For results based on the total sample of employed adults, the margin of sampling error is ±1 percentage points at the 95% confidence level.
Interviews are conducted with respondents on landline telephones and cellular phones, with interviews conducted in Spanish for respondents who are primarily Spanish-speaking. Each sample of national adults includes a minimum quota of 50% cellphone respondents and 50% landline respondents, with additional minimum quotas by region. Landline and cell telephone numbers are selected using random-digit-dial methods. Landline respondents are chosen at random within each household on the basis of which member had the most recent birthday.

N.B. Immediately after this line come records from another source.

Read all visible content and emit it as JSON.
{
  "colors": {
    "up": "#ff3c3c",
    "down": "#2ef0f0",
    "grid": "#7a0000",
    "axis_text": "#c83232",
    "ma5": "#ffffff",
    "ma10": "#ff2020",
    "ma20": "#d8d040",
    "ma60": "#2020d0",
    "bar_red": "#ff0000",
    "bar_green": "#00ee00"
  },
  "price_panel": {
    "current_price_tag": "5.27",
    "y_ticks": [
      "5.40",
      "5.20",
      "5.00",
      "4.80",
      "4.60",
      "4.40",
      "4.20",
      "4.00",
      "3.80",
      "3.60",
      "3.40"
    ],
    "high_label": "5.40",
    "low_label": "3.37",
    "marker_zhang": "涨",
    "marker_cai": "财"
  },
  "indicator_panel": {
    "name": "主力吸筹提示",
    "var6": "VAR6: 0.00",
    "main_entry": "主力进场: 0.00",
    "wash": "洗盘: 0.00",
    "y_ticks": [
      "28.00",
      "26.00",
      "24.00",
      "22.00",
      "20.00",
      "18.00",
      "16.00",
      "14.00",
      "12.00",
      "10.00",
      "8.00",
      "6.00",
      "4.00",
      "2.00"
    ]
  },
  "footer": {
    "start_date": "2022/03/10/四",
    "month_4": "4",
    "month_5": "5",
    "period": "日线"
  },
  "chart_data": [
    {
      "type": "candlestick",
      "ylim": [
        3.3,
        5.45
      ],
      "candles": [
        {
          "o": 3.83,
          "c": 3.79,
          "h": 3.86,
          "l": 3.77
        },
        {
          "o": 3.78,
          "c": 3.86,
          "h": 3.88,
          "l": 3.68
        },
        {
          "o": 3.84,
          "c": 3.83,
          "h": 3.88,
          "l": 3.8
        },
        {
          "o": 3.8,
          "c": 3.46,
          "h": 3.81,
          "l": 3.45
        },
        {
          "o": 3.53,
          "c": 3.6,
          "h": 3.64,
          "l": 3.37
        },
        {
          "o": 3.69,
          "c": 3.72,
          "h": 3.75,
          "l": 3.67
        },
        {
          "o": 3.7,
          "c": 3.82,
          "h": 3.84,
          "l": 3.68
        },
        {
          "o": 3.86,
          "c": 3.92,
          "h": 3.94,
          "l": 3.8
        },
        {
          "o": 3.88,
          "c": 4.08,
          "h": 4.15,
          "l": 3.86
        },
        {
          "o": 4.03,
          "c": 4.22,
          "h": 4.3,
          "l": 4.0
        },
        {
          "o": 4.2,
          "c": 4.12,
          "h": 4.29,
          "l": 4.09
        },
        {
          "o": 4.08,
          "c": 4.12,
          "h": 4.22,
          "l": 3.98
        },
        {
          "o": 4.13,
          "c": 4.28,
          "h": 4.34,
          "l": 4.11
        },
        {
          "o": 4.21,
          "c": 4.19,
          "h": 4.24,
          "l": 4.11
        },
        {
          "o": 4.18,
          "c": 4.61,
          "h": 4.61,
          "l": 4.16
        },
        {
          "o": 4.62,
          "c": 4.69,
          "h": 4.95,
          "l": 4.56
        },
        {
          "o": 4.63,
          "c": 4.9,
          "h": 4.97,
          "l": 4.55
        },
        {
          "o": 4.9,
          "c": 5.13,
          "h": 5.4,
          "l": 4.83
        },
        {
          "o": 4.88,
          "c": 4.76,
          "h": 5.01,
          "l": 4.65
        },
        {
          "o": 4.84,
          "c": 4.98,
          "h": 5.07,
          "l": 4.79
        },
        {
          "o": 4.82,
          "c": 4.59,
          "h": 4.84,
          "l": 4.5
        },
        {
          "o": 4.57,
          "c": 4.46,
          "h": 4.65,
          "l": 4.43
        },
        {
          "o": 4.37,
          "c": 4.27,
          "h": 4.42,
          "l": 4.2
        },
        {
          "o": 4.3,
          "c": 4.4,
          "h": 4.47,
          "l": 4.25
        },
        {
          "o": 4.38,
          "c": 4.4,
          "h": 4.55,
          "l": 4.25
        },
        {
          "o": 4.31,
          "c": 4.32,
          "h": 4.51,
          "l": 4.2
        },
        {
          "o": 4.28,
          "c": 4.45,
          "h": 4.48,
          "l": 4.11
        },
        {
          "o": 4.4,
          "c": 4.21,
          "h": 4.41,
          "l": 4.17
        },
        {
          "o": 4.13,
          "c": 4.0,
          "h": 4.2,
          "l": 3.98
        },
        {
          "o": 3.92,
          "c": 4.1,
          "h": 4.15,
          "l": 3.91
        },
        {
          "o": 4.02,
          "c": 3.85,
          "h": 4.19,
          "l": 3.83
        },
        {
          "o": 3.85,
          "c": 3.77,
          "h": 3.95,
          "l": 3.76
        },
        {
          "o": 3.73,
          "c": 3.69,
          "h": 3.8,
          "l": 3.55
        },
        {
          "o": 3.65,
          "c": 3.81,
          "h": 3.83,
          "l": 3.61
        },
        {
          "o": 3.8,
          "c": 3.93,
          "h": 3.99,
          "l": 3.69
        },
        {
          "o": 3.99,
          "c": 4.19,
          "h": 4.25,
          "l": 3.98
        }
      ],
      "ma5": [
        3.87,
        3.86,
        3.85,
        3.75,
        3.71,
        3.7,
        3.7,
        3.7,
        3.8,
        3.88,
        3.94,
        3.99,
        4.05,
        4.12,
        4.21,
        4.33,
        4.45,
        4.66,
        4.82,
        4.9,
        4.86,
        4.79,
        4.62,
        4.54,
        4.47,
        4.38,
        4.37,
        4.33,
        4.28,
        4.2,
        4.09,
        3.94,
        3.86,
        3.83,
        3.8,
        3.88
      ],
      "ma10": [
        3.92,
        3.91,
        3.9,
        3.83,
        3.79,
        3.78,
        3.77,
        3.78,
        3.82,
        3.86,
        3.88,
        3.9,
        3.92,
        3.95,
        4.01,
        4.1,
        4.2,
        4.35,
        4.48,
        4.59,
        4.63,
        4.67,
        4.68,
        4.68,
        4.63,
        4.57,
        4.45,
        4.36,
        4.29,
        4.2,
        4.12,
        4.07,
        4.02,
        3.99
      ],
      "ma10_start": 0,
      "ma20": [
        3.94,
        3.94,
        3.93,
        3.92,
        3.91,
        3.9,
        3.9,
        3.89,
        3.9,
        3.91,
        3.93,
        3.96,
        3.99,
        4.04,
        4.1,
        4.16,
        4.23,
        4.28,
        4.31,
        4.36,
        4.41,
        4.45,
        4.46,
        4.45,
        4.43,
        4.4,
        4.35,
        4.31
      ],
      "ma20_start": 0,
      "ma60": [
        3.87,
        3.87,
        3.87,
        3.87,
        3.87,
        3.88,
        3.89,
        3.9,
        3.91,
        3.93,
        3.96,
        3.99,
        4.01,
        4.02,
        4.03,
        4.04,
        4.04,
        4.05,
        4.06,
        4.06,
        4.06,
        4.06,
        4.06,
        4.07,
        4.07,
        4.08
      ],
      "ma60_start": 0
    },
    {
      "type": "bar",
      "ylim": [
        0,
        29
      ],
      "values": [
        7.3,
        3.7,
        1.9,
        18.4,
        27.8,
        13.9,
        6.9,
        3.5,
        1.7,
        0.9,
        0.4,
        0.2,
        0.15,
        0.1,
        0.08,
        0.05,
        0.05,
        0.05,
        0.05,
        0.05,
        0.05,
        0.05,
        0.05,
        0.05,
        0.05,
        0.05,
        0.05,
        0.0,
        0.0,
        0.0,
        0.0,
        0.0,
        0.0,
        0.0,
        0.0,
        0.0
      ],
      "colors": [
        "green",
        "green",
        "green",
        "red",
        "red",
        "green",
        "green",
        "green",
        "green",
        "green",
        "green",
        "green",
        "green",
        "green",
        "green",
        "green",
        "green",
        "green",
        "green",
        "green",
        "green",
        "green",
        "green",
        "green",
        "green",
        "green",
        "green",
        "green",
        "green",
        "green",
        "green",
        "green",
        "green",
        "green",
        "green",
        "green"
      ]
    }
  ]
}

Samples are weighted to correct for unequal selection probability, nonresponse, and double coverage of landline and cell users in the two sampling frames. They are also weighted to match the national demographics of gender, age, race, Hispanic ethnicity, education, region, population density, and phone status (cellphone only/landline only/both, and cellphone mostly). Demographic weighting targets are based on the March 2012 Current Population Survey figures for the aged 18 and older U.S. population. Phone status targets are based on the July-December 2011 National Health Interview Survey. Population density targets are based on the 2010 census. All reported margins of sampling error include the computed design effects for weighting.
In addition to sampling error, question wording and practical difficulties in conducting surveys can introduce error or bias into the findings of public opinion polls.
For more details on Gallup's polling methodology, visit www.gallup.com.